WHAT YOU HAVE TO DO »
In the records below, find every line with the word "from" and copy it.

BEGIN

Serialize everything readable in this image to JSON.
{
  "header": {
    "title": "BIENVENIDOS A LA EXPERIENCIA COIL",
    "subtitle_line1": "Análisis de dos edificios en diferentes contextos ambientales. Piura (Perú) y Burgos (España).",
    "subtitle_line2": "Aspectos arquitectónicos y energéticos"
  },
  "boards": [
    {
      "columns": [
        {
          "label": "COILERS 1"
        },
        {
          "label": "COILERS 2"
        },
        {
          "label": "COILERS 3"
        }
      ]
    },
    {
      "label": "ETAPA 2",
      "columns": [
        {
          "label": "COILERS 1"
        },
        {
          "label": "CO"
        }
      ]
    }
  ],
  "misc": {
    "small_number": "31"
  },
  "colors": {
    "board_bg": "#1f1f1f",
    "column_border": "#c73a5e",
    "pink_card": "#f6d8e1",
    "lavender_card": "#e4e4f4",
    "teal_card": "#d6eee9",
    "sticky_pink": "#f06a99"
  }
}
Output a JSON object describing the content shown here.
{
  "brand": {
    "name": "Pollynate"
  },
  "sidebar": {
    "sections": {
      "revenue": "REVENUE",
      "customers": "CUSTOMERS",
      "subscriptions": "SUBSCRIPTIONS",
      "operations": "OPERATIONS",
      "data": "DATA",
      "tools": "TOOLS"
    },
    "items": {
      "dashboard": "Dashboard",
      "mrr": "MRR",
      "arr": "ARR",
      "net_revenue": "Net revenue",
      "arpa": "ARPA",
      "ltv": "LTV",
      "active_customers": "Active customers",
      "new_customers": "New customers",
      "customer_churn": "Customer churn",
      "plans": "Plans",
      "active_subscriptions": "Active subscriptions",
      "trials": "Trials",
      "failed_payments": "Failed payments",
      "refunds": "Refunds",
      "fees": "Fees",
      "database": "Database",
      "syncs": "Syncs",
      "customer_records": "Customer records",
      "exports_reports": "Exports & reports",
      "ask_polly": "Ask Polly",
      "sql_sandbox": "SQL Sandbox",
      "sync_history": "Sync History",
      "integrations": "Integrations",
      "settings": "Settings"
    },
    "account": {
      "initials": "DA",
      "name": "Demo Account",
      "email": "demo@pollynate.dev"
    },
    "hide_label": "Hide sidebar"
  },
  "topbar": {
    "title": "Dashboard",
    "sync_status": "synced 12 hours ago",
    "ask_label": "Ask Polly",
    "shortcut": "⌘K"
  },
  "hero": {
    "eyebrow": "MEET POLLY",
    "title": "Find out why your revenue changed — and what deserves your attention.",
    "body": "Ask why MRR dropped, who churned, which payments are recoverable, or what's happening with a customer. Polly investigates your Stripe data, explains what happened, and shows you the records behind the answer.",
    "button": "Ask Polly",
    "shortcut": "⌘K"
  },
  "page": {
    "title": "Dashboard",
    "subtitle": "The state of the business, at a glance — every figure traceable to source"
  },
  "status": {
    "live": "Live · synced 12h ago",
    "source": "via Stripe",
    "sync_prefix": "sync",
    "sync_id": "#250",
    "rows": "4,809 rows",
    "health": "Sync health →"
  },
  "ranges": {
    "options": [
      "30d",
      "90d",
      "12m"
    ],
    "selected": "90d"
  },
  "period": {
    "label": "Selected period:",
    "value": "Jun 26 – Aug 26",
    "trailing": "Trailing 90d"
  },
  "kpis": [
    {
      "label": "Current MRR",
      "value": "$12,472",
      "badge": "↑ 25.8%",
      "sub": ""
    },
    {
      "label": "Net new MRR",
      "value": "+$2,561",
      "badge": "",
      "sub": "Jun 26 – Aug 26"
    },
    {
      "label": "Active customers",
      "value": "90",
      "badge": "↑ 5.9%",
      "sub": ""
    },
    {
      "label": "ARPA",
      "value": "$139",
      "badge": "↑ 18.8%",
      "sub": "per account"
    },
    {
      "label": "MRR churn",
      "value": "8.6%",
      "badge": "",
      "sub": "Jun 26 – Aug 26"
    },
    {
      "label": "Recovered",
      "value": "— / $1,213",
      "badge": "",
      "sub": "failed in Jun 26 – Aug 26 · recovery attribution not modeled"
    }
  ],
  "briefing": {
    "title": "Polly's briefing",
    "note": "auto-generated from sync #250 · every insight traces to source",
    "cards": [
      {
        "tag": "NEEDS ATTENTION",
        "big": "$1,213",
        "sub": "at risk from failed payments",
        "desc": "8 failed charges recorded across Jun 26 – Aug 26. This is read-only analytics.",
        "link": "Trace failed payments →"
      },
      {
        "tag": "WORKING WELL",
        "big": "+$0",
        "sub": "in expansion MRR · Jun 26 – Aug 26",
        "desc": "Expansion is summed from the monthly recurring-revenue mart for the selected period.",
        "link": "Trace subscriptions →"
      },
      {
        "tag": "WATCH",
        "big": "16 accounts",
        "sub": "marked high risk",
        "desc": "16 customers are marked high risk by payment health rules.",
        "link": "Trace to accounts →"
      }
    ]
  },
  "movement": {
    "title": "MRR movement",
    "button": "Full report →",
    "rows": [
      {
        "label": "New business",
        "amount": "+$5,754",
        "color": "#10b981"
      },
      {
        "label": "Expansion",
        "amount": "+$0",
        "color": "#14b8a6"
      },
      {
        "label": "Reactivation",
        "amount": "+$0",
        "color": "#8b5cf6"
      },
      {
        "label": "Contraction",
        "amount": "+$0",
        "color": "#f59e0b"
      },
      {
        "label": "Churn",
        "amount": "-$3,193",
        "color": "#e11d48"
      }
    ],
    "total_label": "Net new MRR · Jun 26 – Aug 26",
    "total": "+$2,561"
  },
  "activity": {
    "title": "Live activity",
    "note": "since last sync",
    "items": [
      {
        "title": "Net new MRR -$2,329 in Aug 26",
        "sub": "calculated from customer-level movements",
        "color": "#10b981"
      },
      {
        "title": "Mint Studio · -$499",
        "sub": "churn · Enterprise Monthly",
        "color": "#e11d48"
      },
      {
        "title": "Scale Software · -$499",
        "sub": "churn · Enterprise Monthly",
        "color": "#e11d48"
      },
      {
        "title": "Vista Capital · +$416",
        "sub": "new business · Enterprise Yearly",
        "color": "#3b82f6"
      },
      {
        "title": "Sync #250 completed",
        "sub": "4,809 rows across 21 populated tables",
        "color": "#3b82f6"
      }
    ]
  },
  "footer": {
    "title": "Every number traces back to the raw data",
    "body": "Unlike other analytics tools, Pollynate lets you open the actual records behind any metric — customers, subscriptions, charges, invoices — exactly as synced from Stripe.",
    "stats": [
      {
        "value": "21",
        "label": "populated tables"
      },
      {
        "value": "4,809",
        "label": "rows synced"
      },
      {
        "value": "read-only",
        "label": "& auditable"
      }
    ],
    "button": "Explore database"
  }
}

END

SOLVED EXERCISE »
    "note": "auto-generated from sync #250 · every insight traces to source",
        "sub": "at risk from failed payments",
        "desc": "Expansion is summed from the monthly recurring-revenue mart for the selected period.",
        "sub": "calculated from customer-level movements",
    "body": "Unlike other analytics tools, Pollynate lets you open the actual records behind any metric — customers, subscriptions, charges, invoices — exactly as synced from Stripe.",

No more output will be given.